“So we have an out-of-bounds play, I’m taking it out and Larry says ‘I’m going to bust off the play and I’m just going to shoot a three.’
We’re down two. I’m like ‘no, don’t do that. Let’s shoot a two, please. Go to the hole, try to get fouled. Let’s just get into overtime, see if we can’t win this game.’
And Larry says ‘nah, I’m just going to bust a three on them.’ I’m like ‘oh my God.’ So he tells the Phoenix bench, tells the coaches ‘yeah, I’m just fixing to bust a three on you guys and just go home. I’m tired of this.’
And he gets the ball, jumps out, busts the play, gets the ball at the slot, shoots the ball. As the ball is in the air, he kind of turns toward the Phoenix bench and yells ‘told you so,’ and starts running to the locker room. It went in.”
Confidence is a huge part of scoring. Bird had it in spades, and he had a way of leveraging it to take over games in a way few had before him.
Through 1991-92, Bird’s 52 games of at least 40 points ranked 11th all-time (five of those games came in the playoffs). And in one of those regular-season contests, he dropped 60.
One of his opponents that night, Atlanta Hawks big man Scott Hastings, described the experience to the Boston Globe‘s Chad Finn.
“Larry was so on fire, and there was nothing we could do. I’ll [bet] you eight different members of our team guarded him. In fact, after the game, a bunch of us were having a beer in the French Quarter and trying to add up how many he got on each one of us. ‘He only got 14 on me blah-blah-blah, yeah, he got just 12 on me.’ We totaled it up after everybody talked and I think it came out to 32, so how it got to 60, we never solved that one.”
Legends like that will surely be memorialized for Durant as well. Perhaps 20 to 30 years from now, one of his exploits as a scorer will require its own oral history.
Durant’s scoring average of 27.0 points ranks fifth all-time, trailing only Wilt Chamberlain (30.1), Michael Jordan (30.1), Elgin Baylor (27.4) and LeBron (27.2). His relative scoring average is plus-15.8.
What may be most impressive about Durant’s scoring is the consistency. He’s played 988 total games in the regular season and playoffs combined. He’s scored at least 20 in 847 of those games. Jordan, Kareem Abdul-Jabbar, James and Karl Malone are the only players who had more through their first 12 seasons.
Think about that. In nearly nine out of every 10 games Durant has played in the NBA, he’s gotten to at least 20 points.
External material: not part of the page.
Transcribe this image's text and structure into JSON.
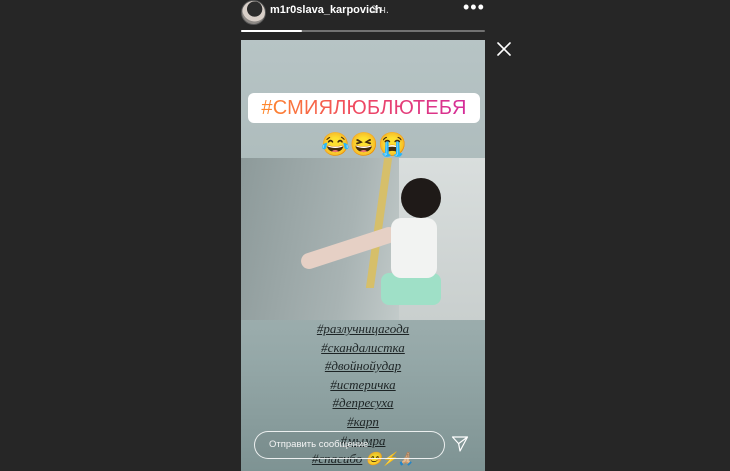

That level of consistency somehow gets better in the biggest moments. KD has reached 20 in 14 of the 15 NBA Finals games he’s played. He got to 25 in 13 of those games.
The only time he failed to reach 20 was Game 5 against the Toronto Raptors a couple of months ago. He played 12 minutes in that contest before leaving with a ruptured Achilles.
There’s no telling what will happen with KD’s remarkable consistency upon his return from that injury. But to this point, Durant isn’t just the best scorer in this comparison, he’s also arguably the best scorer ever.
He can score from all three levels in a variety of ways. Jumpers, floaters, post moves, thunderous dunks, slashing. You name it, he’s got it. And what really sets him apart is the efficiency.
But before we dig into that, let’s tally this category for KD.
Durant 1, Bird 0
In terms of career numbers, Durant tops Bird in two-point percentage (53.2 to 50.9) and t